The tomatoes (along with all of the wine I drank) made this a very bad night for GERD. I should have set aside some of the sauteed eggplant before the tomatoes were added. The gnocchi would be delicious lightly dressed with eggplant, a little olive oil, and fresh basil. Chiara also suggested the combination of olive oil and sage.
I’m going to experiment with this recipe to see if I can make the gnocchi more reflux-friendly. Adding some whole-wheat flour and reducing the cheese are on my to-do list. But even as is, these are a great option for impressing dinner guests, as long as you choose an appropriate sauce.
- 1/2 lb ricotta cheese
- 2 eggs
- 1 1/4 cups flour, plus more for kneading
- 1/2 cup parmesan cheese
- 1/4 tsp nutmeg
- 1/2 tsp salt
- Mix all ingredients in a large bowl and knead until a dough forms.

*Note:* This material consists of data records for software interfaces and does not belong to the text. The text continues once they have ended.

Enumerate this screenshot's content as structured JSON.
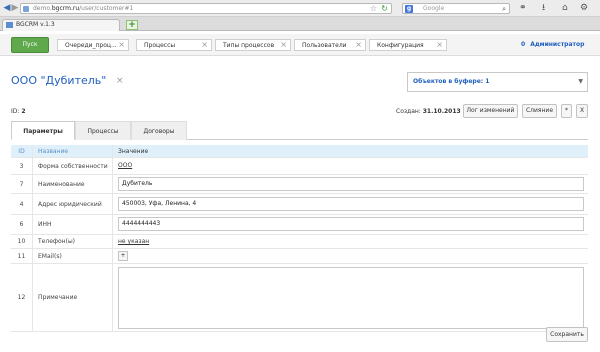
{
  "browser": {
    "url_prefix": "demo.",
    "url_host": "bgcrm.ru",
    "url_path": "/user/customer#1",
    "search_placeholder": "Google",
    "tab_title": "BGCRM v.1.3",
    "new_tab_label": "+"
  },
  "topnav": {
    "start_label": "Пуск",
    "items": [
      {
        "label": "Очереди_проц..."
      },
      {
        "label": "Процессы"
      },
      {
        "label": "Типы процессов"
      },
      {
        "label": "Пользователи"
      },
      {
        "label": "Конфигурация"
      }
    ],
    "close_glyph": "×",
    "admin_icon": "0",
    "admin_label": "Администратор"
  },
  "page": {
    "title": "ООО \"Дубитель\"",
    "title_close": "×",
    "buffer_label": "Объектов в буфере: 1",
    "buffer_arrow": "▼"
  },
  "info": {
    "id_label": "ID:",
    "id_value": "2",
    "created_label": "Создан:",
    "created_value": "31.10.2013",
    "log_button": "Лог изменений",
    "merge_button": "Слияние",
    "star_button": "*",
    "close_button": "X"
  },
  "tabs": [
    {
      "label": "Параметры",
      "active": true
    },
    {
      "label": "Процессы",
      "active": false
    },
    {
      "label": "Договоры",
      "active": false
    }
  ],
  "table": {
    "headers": {
      "id": "ID",
      "name": "Название",
      "value": "Значение"
    },
    "rows": [
      {
        "id": "3",
        "name": "Форма собственности",
        "value": "ООО",
        "kind": "link"
      },
      {
        "id": "7",
        "name": "Наименование",
        "value": "Дубитель",
        "kind": "input"
      },
      {
        "id": "4",
        "name": "Адрес юридический",
        "value": "450003, Уфа, Ленина, 4",
        "kind": "input"
      },
      {
        "id": "6",
        "name": "ИНН",
        "value": "4444444443",
        "kind": "input"
      },
      {
        "id": "10",
        "name": "Телефон(ы)",
        "value": "не указан",
        "kind": "link"
      },
      {
        "id": "11",
        "name": "EMail(s)",
        "value": "+",
        "kind": "button"
      },
      {
        "id": "12",
        "name": "Примечание",
        "value": "",
        "kind": "textarea"
      }
    ]
  },
  "save_label": "Сохранить",
  "icons": {
    "back": "◀",
    "forward": "▶",
    "star": "☆",
    "reload": "↻",
    "search": "⌕",
    "binoculars": "⚭",
    "download": "⭳",
    "home": "⌂",
    "gear": "⚙"
  }
}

If it’s very sticky, add a bit more flour.
- Flour the surface of a clean counter and knead the dough until completely smooth. Roll it into logs about 1 inch thick, and use a floured knife to cut them into 3/4-inch pieces of gnocchi. Arrange them on a floured baking sheet as you go.
- Boil a large pot of water and add a pinch of salt. Add the gnocchi in batches and cook briefly (2 to 3 minutes), just until they float to the surface. Drain and serve with your favorite sauce.
Serves 6. Recipe courtesy Cook & Party.